Without the right leaders, this blessing seems to imply, it will be very difficult to find the way of our national normalization. The wrong leaders will bring upon the people just 'sorrow and pain' (yagon vahanacha).

With the help of our right leaders, we will become a Kingdom of "kindness, compassion justice and righteousness". Because as we say at the end of this blessing, our God is a King who is not infatuated with power, rather, He loves justice and righteousness.

Click here for the first 10 berakhot of the Amida:

Rabbi Yosef Bitton. YMJC | 130 Steamboat Rd. | Great Neck | NY | 11024

Monday, December 27, 2010

Senile parents, a case study from the Talmud

Today is the 20th day of Tebet, 5771

The rabbis of the Talmud addressed the question of honoring one's parents when they are senile or mentally disabled.

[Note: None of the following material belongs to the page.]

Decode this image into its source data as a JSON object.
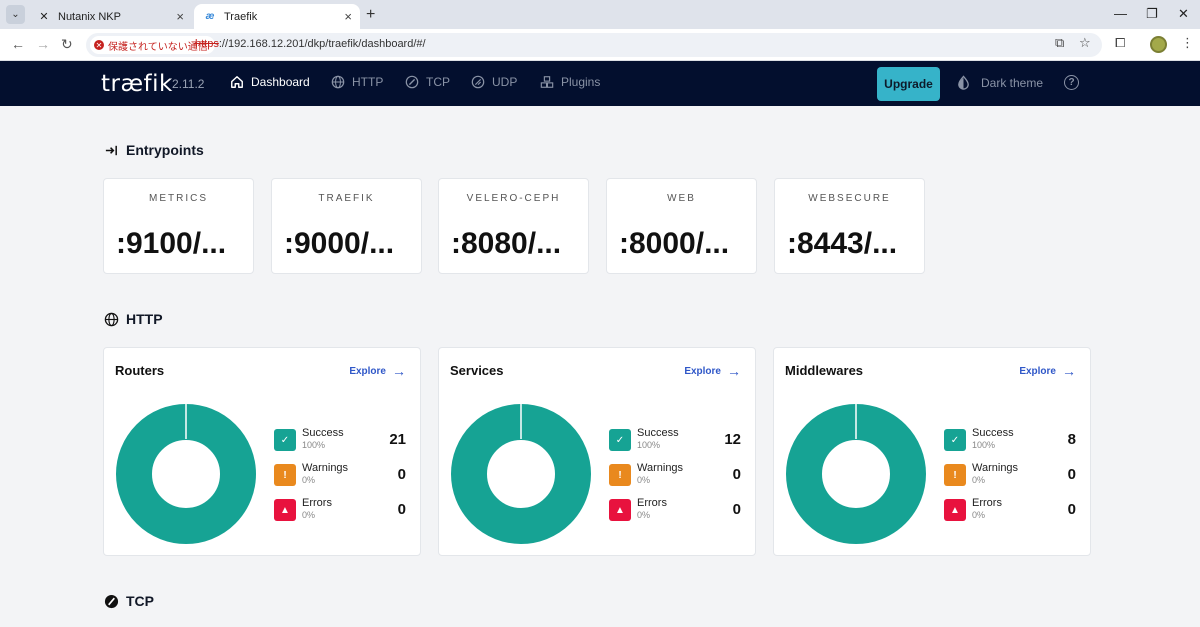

They examine a case of a famous rabbi, Rab Asi, who lived with his elderly senile mother. He took very good care of her and did whatever he could to please her, honor her and not to contradict her. The Talmud illustrates his mother's erratic behavior: and Rab Asi's reaction: one day she asked him for jewelry and he brought her some. Another day she ask him to look for a husband for her. Trying to appease her, he told her, he will look for one... The situation got to a point where her requests were increasingly eccentric and her behavior turn more violent. Rab Asithen decided to leave her.

The Rabbis first explained that Rab Asi did not abandon her but left her with a kind person whom he hired to take care of his mother.

The rabbis explain that Rab Asi believed that otherwise, in those circumstances, he will be forced to disrespect his mother and perhaps be coerced to physically restrain her.

They also explained that, for some reason, Rab Asi's mother's behavior would turn more aggressive in his presence but with somebody else she will be calmer.

Based on this precedents the rabbis conclude that in certain circumstances the son or daughter might leave his elder parents under the care of another individual.

Obviously, each case is completely different from the other and must be addressed specifically. I strongly advice that in no circumstances children will make this kind of decisions based just on intuition. Rather, they should consult with a social worker and with a Rabbi to determine what is the best thing one can do for his or her parents.

Mr. Jack Ezrahian sent me this beautiful video clip in Farsi.

For those who do not understand Farsi: The father asks a few times: 'what is that?' The son answers "Gonjeshk" a bird. After a few times repeating the same question, the son gets very angry at the father and yells at him "I told you, it is just a bird, nothing else!"
The father goes and comes back with his diary and asks his son to read one of the pages in a loud voice. The son reads: "My son is almost 3 years old and we went to the park. My son asked me 21 times 'what is that?' And I answered him each time "Gonjeshk" with patience. And each time he asked the question again,I hugged him and answered him back, because I love my son so much".

The end does not require translation...

Rabbi Yosef Bitton. YMJC | 130 Steamboat Rd. | Great Neck | NY | 11024